With the help of your fingers, run along the backside of the groove so that you can check for any metal shavings or a “burr.” The second you feel a burr means that you have sufficiently sharpened the groove. This will only take a couple of strokes. You can also run your fingernails along the back edge to feel a burr.
Step 6: Continue Sharpening Every Groove on the Knife
If the blade’s serrations are all in different sizes, then make sure that you are constantly adjusting the position of the tapered sharpening rod so that it fills the groove correctly.
Step 7: File Away All the Burrs
The burrs are the metal shavings that are filed off when you sharpen the blade, and to remove them, rub the back of the blade against a sheet of fine-grit sandpaper. Alternatively, you can use the sharpening rod to lightly run it against the backside of every groove. Be careful that you do not apply too much pressure when you are removing the shavings.

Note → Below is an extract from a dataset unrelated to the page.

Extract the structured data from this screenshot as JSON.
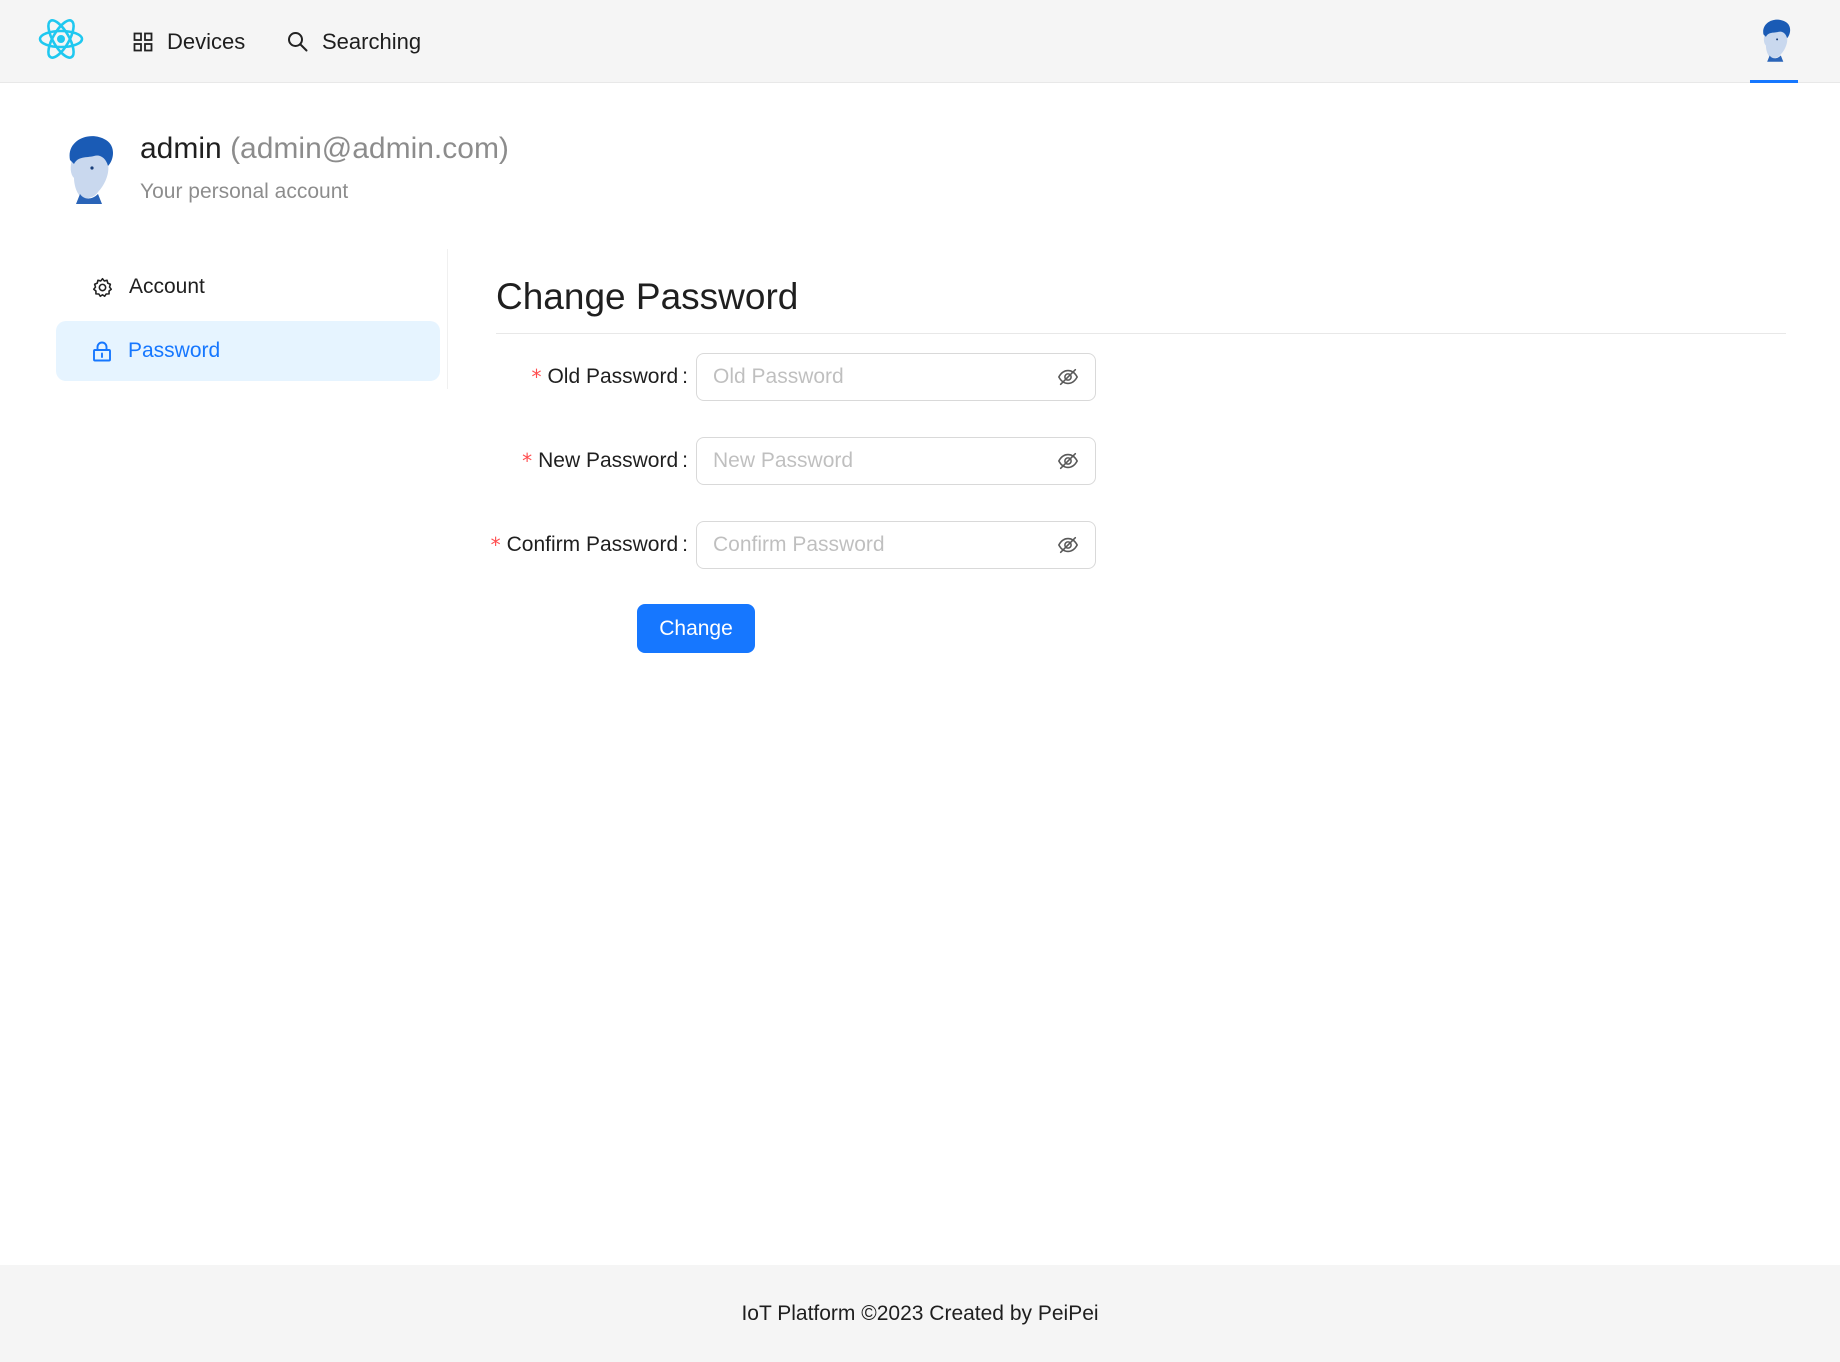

Step 8: Sharpen Any Straight-Edged Part of the Knife
If the serrated part of your knife is only a part of the whole knife’s length, then ensure that you sharpen the remaining length of the knife with the help of another sharpening tool or with a whetstone.
Under no circumstance should you be using a serrated knife sharpener on the part of the knife that has a straight edge, it could possibly damage the knife and render that part of it useless.
Pro Tip: Use Electric Knife Sharpeners
If you are someone who uses a serrated knife regularly, you can also consider investing in an electric knife sharpener. This handy device is all about speed, convenience, and ease of use.
To sharpen a serrated knife using an electric knife sharpener, all you need to do is pass the knife through the appropriate stage of the machine and let it do all the work.
Sharpening serrated knives does require some prior knowledge and effort, but doing so correctly can ensure that you can use that knife effectively for a long time. If you follow all the steps listed above before you sharpen a serrated knife you should be able to make your knife last many years!